+++ DATASET

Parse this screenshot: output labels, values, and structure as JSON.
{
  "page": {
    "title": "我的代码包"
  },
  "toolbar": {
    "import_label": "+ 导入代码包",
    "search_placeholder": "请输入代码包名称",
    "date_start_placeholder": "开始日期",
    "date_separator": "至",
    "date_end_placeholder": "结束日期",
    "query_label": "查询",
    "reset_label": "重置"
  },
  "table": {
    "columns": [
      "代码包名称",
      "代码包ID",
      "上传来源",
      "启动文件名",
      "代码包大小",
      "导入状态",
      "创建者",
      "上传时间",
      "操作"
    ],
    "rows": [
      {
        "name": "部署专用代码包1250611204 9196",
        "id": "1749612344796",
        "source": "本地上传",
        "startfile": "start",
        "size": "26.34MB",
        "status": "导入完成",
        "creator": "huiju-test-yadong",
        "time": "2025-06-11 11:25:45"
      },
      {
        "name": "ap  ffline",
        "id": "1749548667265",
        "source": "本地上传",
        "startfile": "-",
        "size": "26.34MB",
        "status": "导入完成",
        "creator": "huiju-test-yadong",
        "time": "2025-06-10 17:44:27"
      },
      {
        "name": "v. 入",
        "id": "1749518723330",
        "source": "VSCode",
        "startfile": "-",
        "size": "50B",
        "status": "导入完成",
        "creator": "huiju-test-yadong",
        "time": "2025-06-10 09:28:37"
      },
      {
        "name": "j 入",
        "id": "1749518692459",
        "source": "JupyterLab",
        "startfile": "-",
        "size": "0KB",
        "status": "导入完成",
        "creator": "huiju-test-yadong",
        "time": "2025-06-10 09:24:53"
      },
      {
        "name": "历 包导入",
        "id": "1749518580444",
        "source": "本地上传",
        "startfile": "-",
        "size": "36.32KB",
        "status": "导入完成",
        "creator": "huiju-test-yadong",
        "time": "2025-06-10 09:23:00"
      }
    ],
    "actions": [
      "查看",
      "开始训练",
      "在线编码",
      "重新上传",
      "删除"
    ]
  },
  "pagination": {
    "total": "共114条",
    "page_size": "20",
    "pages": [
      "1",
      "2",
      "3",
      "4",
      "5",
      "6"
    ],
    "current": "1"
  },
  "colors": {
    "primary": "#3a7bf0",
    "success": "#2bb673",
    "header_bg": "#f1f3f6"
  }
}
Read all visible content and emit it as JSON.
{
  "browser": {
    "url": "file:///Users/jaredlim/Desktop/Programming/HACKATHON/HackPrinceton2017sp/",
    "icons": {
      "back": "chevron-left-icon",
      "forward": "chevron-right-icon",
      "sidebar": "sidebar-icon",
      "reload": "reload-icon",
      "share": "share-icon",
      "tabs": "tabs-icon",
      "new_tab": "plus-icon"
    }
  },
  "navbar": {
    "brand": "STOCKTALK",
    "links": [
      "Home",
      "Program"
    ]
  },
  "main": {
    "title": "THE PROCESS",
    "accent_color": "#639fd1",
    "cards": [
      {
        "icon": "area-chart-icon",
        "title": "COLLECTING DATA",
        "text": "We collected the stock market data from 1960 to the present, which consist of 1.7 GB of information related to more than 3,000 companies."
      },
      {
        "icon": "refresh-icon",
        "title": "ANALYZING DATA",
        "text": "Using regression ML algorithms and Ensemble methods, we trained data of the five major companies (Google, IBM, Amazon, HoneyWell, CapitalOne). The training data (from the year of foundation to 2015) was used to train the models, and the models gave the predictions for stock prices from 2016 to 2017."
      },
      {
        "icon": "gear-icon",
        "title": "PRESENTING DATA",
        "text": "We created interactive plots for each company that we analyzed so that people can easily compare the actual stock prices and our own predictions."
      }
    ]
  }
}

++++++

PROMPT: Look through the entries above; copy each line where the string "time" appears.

WRITTEN REPLY:
        "time": "2025-06-11 11:25:45"
        "time": "2025-06-10 17:44:27"
        "time": "2025-06-10 09:28:37"
        "time": "2025-06-10 09:24:53"
        "time": "2025-06-10 09:23:00"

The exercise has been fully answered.